A similar situation I found was that the diameter of the cylinder cover did not match
precisely that of the standard. Whilst probably no more than 1 thou it was proving
a long job to match the two items and polish then using just emery paper with the
assembly stationary. I decided therefore to make a tapped stub mandrel using an M3
thread and a 5/32” stub then the two parts were held together with a couple of 7BA
screws and secured on the mandrel with an M3 screw and a large washer. The two flanges
were then very lightly machined followed by polishing, see Photograph 71. I think
the photograph shows that the result is better than could easily be achieved manually
and made the time spent making the mandrel (probably no more than 10 minutes) very
When polishing parts whilst they are running in the lathe, do take extreme care so
as to avoid any accident. Try to use a long strip of emery paper backed by a long

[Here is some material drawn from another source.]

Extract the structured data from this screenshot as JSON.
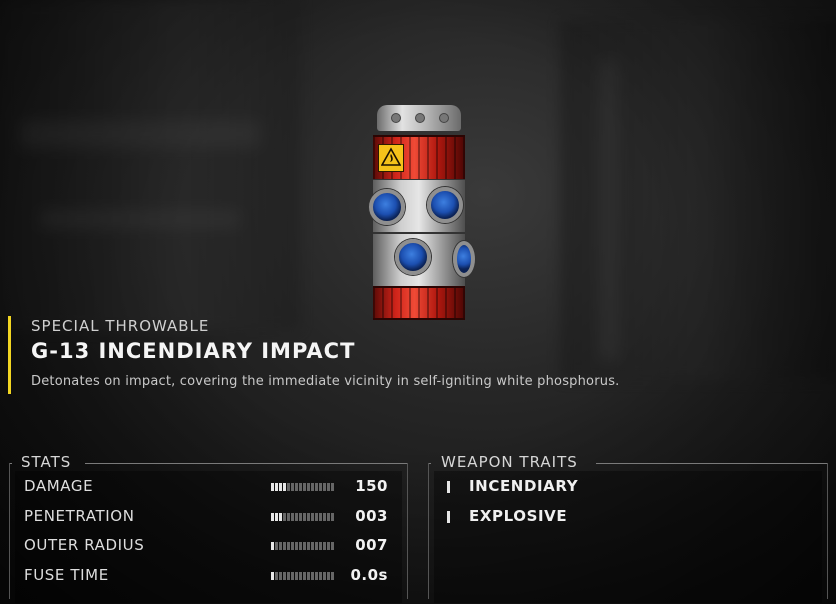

file so that ones hands, sleeves , and the ends of the file, can be kept well clear
of the rotating parts.
With cast brass parts these should have the evidence of them being cast removed with

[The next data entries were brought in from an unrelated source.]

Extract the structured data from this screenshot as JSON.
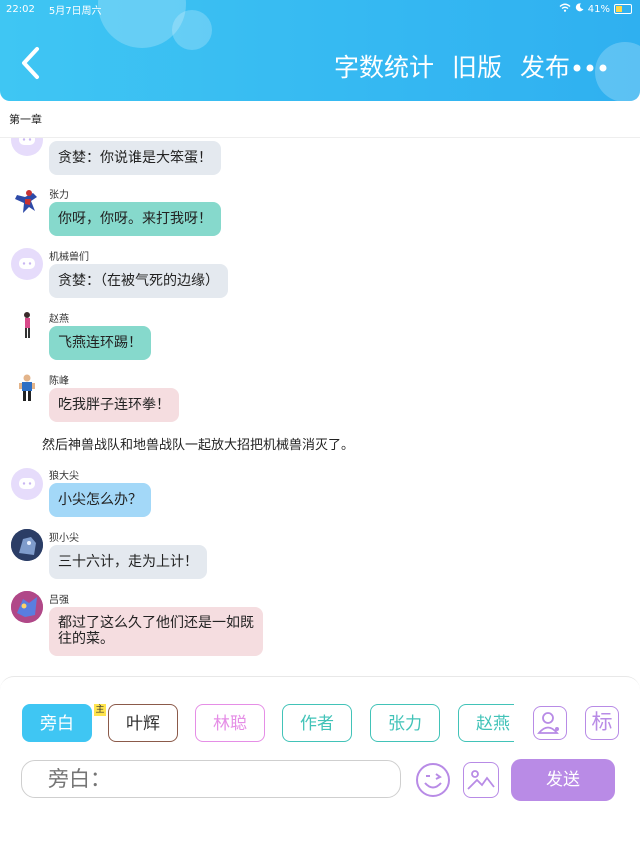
{
  "status_bar": {
    "time": "22:02",
    "date": "5月7日周六",
    "battery": "41%"
  },
  "header": {
    "back_icon": "chevron-left-icon",
    "actions": [
      "字数统计",
      "旧版",
      "发布"
    ],
    "more_icon": "more-dots-icon"
  },
  "chapter": {
    "title": "第一章"
  },
  "messages": [
    {
      "name": "",
      "text": "贪婪：你说谁是大笨蛋！",
      "color": "#e4e9ef"
    },
    {
      "name": "张力",
      "text": "你呀，你呀。来打我呀！",
      "color": "#86d9cc"
    },
    {
      "name": "机械兽们",
      "text": "贪婪：（在被气死的边缘）",
      "color": "#e4e9ef"
    },
    {
      "name": "赵燕",
      "text": "飞燕连环踢！",
      "color": "#86d9cc"
    },
    {
      "name": "陈峰",
      "text": "吃我胖子连环拳！",
      "color": "#f5dde0"
    },
    {
      "name": "狼大尖",
      "text": "小尖怎么办？",
      "color": "#a3d8f8"
    },
    {
      "name": "狈小尖",
      "text": "三十六计，走为上计！",
      "color": "#e4e9ef"
    },
    {
      "name": "吕强",
      "text_line1": "都过了这么久了他们还是一如既",
      "text_line2": "往的菜。",
      "color": "#f5dde0"
    }
  ],
  "narration": "然后神兽战队和地兽战队一起放大招把机械兽消灭了。",
  "roles": [
    {
      "label": "旁白",
      "color": "#3fc6f3",
      "active": true
    },
    {
      "label": "叶辉",
      "color": "#8b5a4a",
      "badge": "主"
    },
    {
      "label": "林聪",
      "color": "#e58ee6"
    },
    {
      "label": "作者",
      "color": "#42c3b8"
    },
    {
      "label": "张力",
      "color": "#42c3b8"
    },
    {
      "label": "赵燕",
      "color": "#42c3b8"
    }
  ],
  "toolbar": {
    "add_role_icon": "person-add-icon",
    "tag_label": "标",
    "input_placeholder": "旁白：",
    "emoji_icon": "emoji-icon",
    "image_icon": "image-icon",
    "send_label": "发送"
  },
  "colors": {
    "header": "#35b8f2",
    "accent_purple": "#b98be6"
  }
}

suitable fine files and then, together with the machined surfaces, brought to a bright
finish using progressively finer grits, and finally finished with a brass liquid

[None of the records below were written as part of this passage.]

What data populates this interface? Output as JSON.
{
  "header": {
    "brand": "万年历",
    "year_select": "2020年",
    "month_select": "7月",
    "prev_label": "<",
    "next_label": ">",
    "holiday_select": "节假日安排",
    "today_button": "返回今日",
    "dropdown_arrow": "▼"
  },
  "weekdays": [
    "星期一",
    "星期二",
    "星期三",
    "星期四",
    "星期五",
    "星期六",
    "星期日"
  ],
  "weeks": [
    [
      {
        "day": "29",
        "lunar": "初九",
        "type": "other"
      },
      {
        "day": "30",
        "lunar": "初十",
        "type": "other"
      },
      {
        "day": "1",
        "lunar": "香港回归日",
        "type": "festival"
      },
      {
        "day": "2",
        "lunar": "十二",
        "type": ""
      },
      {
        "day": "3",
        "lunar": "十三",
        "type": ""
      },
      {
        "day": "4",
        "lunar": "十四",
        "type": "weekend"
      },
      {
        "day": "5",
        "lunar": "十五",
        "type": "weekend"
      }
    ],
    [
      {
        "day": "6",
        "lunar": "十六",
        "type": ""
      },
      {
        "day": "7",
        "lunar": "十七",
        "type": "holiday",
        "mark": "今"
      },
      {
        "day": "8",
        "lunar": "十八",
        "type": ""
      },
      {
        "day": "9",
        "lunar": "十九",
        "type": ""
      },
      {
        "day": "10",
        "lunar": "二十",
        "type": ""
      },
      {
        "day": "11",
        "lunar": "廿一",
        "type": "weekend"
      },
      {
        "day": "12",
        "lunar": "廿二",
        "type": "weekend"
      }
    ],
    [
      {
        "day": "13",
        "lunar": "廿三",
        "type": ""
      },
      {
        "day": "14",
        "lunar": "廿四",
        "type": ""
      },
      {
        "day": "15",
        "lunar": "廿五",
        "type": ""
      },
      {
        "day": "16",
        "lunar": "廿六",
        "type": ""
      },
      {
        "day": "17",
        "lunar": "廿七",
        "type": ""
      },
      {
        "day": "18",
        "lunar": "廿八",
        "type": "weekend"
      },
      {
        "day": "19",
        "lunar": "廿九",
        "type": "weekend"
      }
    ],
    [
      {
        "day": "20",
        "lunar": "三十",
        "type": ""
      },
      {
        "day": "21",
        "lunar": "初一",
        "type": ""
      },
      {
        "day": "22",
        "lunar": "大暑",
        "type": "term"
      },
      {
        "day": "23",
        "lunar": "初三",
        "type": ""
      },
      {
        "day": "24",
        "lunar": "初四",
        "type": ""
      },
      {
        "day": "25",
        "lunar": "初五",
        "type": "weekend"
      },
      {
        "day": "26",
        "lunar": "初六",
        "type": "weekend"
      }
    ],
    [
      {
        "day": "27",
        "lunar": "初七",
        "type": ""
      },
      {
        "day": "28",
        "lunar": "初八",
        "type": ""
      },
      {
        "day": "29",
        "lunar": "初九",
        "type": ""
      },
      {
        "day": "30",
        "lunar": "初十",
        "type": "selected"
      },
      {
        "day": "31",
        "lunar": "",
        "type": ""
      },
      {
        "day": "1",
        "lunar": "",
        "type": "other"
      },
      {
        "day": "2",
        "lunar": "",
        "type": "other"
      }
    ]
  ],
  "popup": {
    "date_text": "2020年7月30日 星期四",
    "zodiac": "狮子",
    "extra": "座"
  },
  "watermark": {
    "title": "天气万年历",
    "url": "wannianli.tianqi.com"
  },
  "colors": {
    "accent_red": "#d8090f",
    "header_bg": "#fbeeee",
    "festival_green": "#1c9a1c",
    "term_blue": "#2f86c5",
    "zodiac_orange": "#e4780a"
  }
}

polish, “Brasso” typically.
Tip Do not think that you have finished with the taper stub mandrels as they can
at this stage now be used in the bench vice becoming an excellent method of holding
some of the parts for finishing, see Photograph 72. Also when painting the flywheel.
First give the required surfaces a primer finish followed by two coats of the chosen
colour. Leave each colour for a few days so that it fully hardens and will then allow
the surface to be lightly sanded with a fine paper to remove dust particles, etc.
and provide a good surface for the next coat. With the final coat you will not be
able to sand out unsatisfactory areas so do pay particular care with this stage.
I use Humbrol modeling paints which I have found very easy to use. Unfortunately
though, they appear to have changed to a different formulation but when I discovered
that it needed much more mixing prior to being used it worked quite well, though
I did prefer the earlier mix that would for some applications be OK with just one
Stuart, the suppliers of the castings, do supply paint that they state is “steam
proof” but is only available in two colours, a dull green and gloss black. I normally
use Humbrol Emerald no.2 but chose to use Brunswick Green no. 3 for these two engines
so that they stood out from the ones I have already made.
Forming the Cylinder Lagging
This operation needs to be done with care as if faulty when formed it will not be
easy to make any changes to improve the situation. A major requirement is to avoid
the edges of the lagging from showing, as whilst the face is black anodised, the
cut edges are still plain aluminium and will be very prominent if not obscured by
the adjacent parts.
First, freely assemble the cylinder covers to both ends of the cylinder and check
that it is sufficiently below the outer diameter of the covers so that the edges
of the lagging will be concealed when finally assembled. If not then carefully file
around the edge of the cylinder to lower it slightly and recheck. Do take into account
that the lagging will not fit perfectly against the cylinder so the difference between
the cylinder and the covers needs to be rather more than the lagging’s thickness.
The next check is to add four studs into the tapped holes in the rectangular face
and place the valve chest over these checking that the edge of the lagging will be
hidden. If not then file the sloping edge of the cylinder so as to achieve the required
result. Do not just file the edge locally but make sure the slope is continuous from
the curved end of the cylinder down to the edge that mates with the valve chest.